• **Exercise requirements**:
Copy out all of the records. Keep every word exact.

• **Dataset records**:

┄┄┄┄┄┄

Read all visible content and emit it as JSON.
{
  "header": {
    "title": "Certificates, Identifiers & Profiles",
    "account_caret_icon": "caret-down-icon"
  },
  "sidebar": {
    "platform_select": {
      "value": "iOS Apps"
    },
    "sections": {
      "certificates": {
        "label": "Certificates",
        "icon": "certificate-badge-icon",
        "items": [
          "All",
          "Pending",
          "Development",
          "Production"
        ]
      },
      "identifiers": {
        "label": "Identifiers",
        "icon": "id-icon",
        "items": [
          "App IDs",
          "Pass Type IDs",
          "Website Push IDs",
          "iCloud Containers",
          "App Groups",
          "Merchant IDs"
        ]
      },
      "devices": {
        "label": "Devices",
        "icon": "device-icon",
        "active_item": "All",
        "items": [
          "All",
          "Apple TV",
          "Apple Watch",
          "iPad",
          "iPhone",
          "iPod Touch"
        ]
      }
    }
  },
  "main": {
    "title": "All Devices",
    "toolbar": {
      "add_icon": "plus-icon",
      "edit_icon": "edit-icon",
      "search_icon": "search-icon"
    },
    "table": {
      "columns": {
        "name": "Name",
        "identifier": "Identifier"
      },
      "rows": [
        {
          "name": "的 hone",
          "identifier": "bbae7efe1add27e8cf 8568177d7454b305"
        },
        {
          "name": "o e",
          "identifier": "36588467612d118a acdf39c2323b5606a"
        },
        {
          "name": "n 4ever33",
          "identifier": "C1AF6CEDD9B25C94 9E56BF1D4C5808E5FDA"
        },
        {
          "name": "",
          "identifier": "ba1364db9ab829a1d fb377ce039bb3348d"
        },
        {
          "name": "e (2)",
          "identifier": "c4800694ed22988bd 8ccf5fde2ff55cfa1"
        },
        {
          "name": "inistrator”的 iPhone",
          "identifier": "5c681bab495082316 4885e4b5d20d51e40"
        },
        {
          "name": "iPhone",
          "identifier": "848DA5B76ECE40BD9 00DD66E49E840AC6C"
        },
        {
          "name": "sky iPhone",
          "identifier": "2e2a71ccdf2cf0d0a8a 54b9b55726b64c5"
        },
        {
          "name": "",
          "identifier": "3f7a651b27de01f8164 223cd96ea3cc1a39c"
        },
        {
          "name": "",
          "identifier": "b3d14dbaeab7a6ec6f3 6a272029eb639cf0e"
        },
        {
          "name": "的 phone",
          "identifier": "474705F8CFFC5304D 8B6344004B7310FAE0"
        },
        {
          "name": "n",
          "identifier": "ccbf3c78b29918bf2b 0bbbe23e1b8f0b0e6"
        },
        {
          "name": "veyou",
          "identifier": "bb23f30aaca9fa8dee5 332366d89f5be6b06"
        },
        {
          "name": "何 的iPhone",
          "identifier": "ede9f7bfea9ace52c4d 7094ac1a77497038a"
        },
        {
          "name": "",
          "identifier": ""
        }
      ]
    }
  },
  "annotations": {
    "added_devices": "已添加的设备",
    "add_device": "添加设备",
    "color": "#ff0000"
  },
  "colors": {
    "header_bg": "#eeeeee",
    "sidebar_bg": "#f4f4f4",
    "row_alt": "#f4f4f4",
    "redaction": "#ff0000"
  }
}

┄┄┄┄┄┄

• **Task answer**:
Read all visible content and emit it as JSON.
{
  "header": {
    "title": "Certificates, Identifiers & Profiles",
    "account_caret_icon": "caret-down-icon"
  },
  "sidebar": {
    "platform_select": {
      "value": "iOS Apps"
    },
    "sections": {
      "certificates": {
        "label": "Certificates",
        "icon": "certificate-badge-icon",
        "items": [
          "All",
          "Pending",
          "Development",
          "Production"
        ]
      },
      "identifiers": {
        "label": "Identifiers",
        "icon": "id-icon",
        "items": [
          "App IDs",
          "Pass Type IDs",
          "Website Push IDs",
          "iCloud Containers",
          "App Groups",
          "Merchant IDs"
        ]
      },
      "devices": {
        "label": "Devices",
        "icon": "device-icon",
        "active_item": "All",
        "items": [
          "All",
          "Apple TV",
          "Apple Watch",
          "iPad",
          "iPhone",
          "iPod Touch"
        ]
      }
    }
  },
  "main": {
    "title": "All Devices",
    "toolbar": {
      "add_icon": "plus-icon",
      "edit_icon": "edit-icon",
      "search_icon": "search-icon"
    },
    "table": {
      "columns": {
        "name": "Name",
        "identifier": "Identifier"
      },
      "rows": [
        {
          "name": "的 hone",
          "identifier": "bbae7efe1add27e8cf 8568177d7454b305"
        },
        {
          "name": "o e",
          "identifier": "36588467612d118a acdf39c2323b5606a"
        },
        {
          "name": "n 4ever33",
          "identifier": "C1AF6CEDD9B25C94 9E56BF1D4C5808E5FDA"
        },
        {
          "name": "",
          "identifier": "ba1364db9ab829a1d fb377ce039bb3348d"
        },
        {
          "name": "e (2)",
          "identifier": "c4800694ed22988bd 8ccf5fde2ff55cfa1"
        },
        {
          "name": "inistrator”的 iPhone",
          "identifier": "5c681bab495082316 4885e4b5d20d51e40"
        },
        {
          "name": "iPhone",
          "identifier": "848DA5B76ECE40BD9 00DD66E49E840AC6C"
        },
        {
          "name": "sky iPhone",
          "identifier": "2e2a71ccdf2cf0d0a8a 54b9b55726b64c5"
        },
        {
          "name": "",
          "identifier": "3f7a651b27de01f8164 223cd96ea3cc1a39c"
        },
        {
          "name": "",
          "identifier": "b3d14dbaeab7a6ec6f3 6a272029eb639cf0e"
        },
        {
          "name": "的 phone",
          "identifier": "474705F8CFFC5304D 8B6344004B7310FAE0"
        },
        {
          "name": "n",
          "identifier": "ccbf3c78b29918bf2b 0bbbe23e1b8f0b0e6"
        },
        {
          "name": "veyou",
          "identifier": "bb23f30aaca9fa8dee5 332366d89f5be6b06"
        },
        {
          "name": "何 的iPhone",
          "identifier": "ede9f7bfea9ace52c4d 7094ac1a77497038a"
        },
        {
          "name": "",
          "identifier": ""
        }
      ]
    }
  },
  "annotations": {
    "added_devices": "已添加的设备",
    "add_device": "添加设备",
    "color": "#ff0000"
  },
  "colors": {
    "header_bg": "#eeeeee",
    "sidebar_bg": "#f4f4f4",
    "row_alt": "#f4f4f4",
    "redaction": "#ff0000"
  }
}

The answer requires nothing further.